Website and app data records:
---
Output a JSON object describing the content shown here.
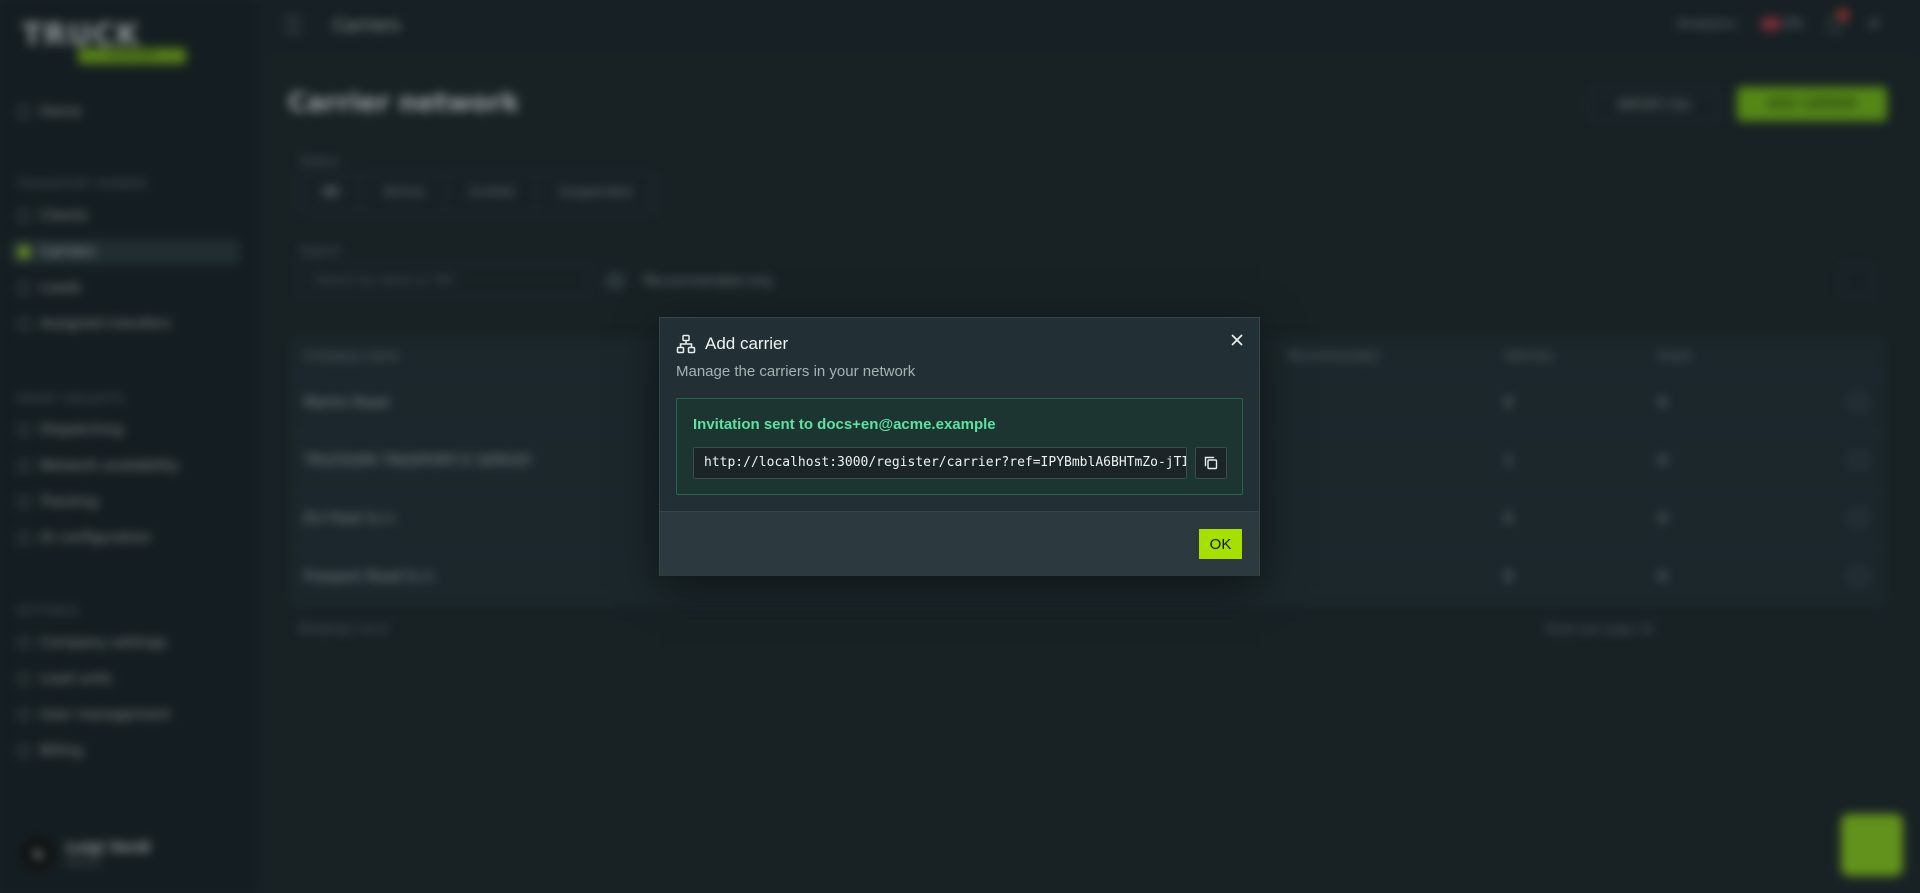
{
  "app": {
    "logo_text": "TRUCK",
    "logo_tag": "PLATFORM",
    "topbar_title": "Carriers",
    "topbar_right": [
      "Analytics",
      "EN"
    ],
    "sidebar": {
      "home": "Home",
      "section_1": "TRANSPORT PANNER",
      "items_1": [
        "Clients",
        "Carriers",
        "Loads",
        "Assigned transfers"
      ],
      "section_2": "SMART INSIGHTS",
      "items_2": [
        "Dispatching",
        "Network availability",
        "Tracking",
        "AI configuration"
      ],
      "section_3": "SETTINGS",
      "items_3": [
        "Company settings",
        "Load units",
        "User management",
        "Billing"
      ],
      "user_initial": "N",
      "user_name": "Luigi Verdi",
      "user_role": "Admin"
    },
    "page_title": "Carrier network",
    "import_button": "IMPORT CSV",
    "add_button": "ADD CARRIER",
    "status_label": "Status",
    "status_options": [
      "All",
      "Active",
      "Invited",
      "Suspended"
    ],
    "search_label": "Search",
    "search_placeholder": "Search by name or VAT",
    "recommended_label": "Recommended only",
    "columns": [
      "Company name",
      "Recommended",
      "Vehicles",
      "Score"
    ],
    "rows": [
      {
        "name": "Martin Road",
        "vehicles": "0",
        "score": "0"
      },
      {
        "name": "TRUCKSPA TRASPORTI E SERVIZI",
        "vehicles": "1",
        "score": "0"
      },
      {
        "name": "EU Fleet S.r.l.",
        "vehicles": "0",
        "score": "0"
      },
      {
        "name": "Freeport Road S.r.l.",
        "vehicles": "0",
        "score": "0"
      }
    ],
    "pager_left": "Showing 1 to 4",
    "pager_right": "Rows per page 10"
  },
  "modal": {
    "title": "Add carrier",
    "subtitle": "Manage the carriers in your network",
    "notice": "Invitation sent to docs+en@acme.example",
    "invite_url": "http://localhost:3000/register/carrier?ref=IPYBmblA6BHTmZo-jTI",
    "ok_label": "OK"
  }
}
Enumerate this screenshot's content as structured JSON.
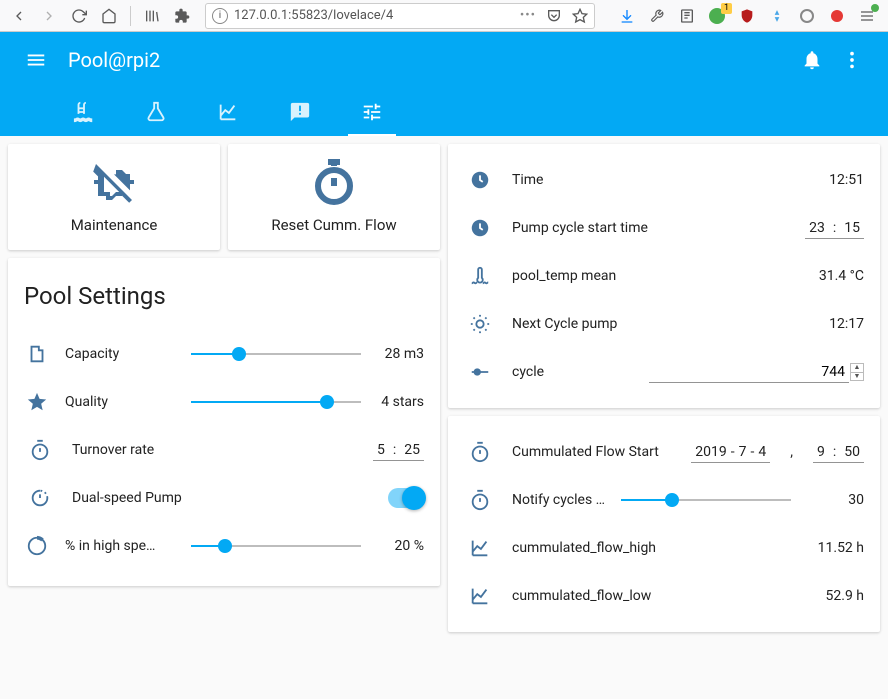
{
  "browser": {
    "url": "127.0.0.1:55823/lovelace/4"
  },
  "header": {
    "title": "Pool@rpi2"
  },
  "buttons": {
    "maintenance": "Maintenance",
    "reset_flow": "Reset Cumm. Flow"
  },
  "settings": {
    "title": "Pool Settings",
    "capacity": {
      "label": "Capacity",
      "value": "28 m3",
      "pct": 28
    },
    "quality": {
      "label": "Quality",
      "value": "4 stars",
      "pct": 80
    },
    "turnover": {
      "label": "Turnover rate",
      "h": "5",
      "m": "25"
    },
    "dual_speed": {
      "label": "Dual-speed Pump",
      "on": true
    },
    "high_speed": {
      "label": "% in high spe…",
      "value": "20 %",
      "pct": 20
    }
  },
  "status": {
    "time": {
      "label": "Time",
      "value": "12:51"
    },
    "cycle_start": {
      "label": "Pump cycle start time",
      "h": "23",
      "m": "15"
    },
    "pool_temp": {
      "label": "pool_temp mean",
      "value": "31.4 °C"
    },
    "next_cycle": {
      "label": "Next Cycle pump",
      "value": "12:17"
    },
    "cycle": {
      "label": "cycle",
      "value": "744"
    }
  },
  "flow": {
    "start": {
      "label": "Cummulated Flow Start",
      "y": "2019",
      "mo": "7",
      "d": "4",
      "h": "9",
      "m": "50"
    },
    "notify": {
      "label": "Notify cycles …",
      "value": "30",
      "pct": 30
    },
    "high": {
      "label": "cummulated_flow_high",
      "value": "11.52 h"
    },
    "low": {
      "label": "cummulated_flow_low",
      "value": "52.9 h"
    }
  }
}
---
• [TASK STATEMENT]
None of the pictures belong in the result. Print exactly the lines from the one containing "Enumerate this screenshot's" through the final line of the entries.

• [TASK OUTPUT]
Enumerate this screenshot's content as structured JSON.
{
  "browser": {
    "url": "127.0.0.1:55823/lovelace/4"
  },
  "header": {
    "title": "Pool@rpi2"
  },
  "buttons": {
    "maintenance": "Maintenance",
    "reset_flow": "Reset Cumm. Flow"
  },
  "settings": {
    "title": "Pool Settings",
    "capacity": {
      "label": "Capacity",
      "value": "28 m3",
      "pct": 28
    },
    "quality": {
      "label": "Quality",
      "value": "4 stars",
      "pct": 80
    },
    "turnover": {
      "label": "Turnover rate",
      "h": "5",
      "m": "25"
    },
    "dual_speed": {
      "label": "Dual-speed Pump",
      "on": true
    },
    "high_speed": {
      "label": "% in high spe…",
      "value": "20 %",
      "pct": 20
    }
  },
  "status": {
    "time": {
      "label": "Time",
      "value": "12:51"
    },
    "cycle_start": {
      "label": "Pump cycle start time",
      "h": "23",
      "m": "15"
    },
    "pool_temp": {
      "label": "pool_temp mean",
      "value": "31.4 °C"
    },
    "next_cycle": {
      "label": "Next Cycle pump",
      "value": "12:17"
    },
    "cycle": {
      "label": "cycle",
      "value": "744"
    }
  },
  "flow": {
    "start": {
      "label": "Cummulated Flow Start",
      "y": "2019",
      "mo": "7",
      "d": "4",
      "h": "9",
      "m": "50"
    },
    "notify": {
      "label": "Notify cycles …",
      "value": "30",
      "pct": 30
    },
    "high": {
      "label": "cummulated_flow_high",
      "value": "11.52 h"
    },
    "low": {
      "label": "cummulated_flow_low",
      "value": "52.9 h"
    }
  }
}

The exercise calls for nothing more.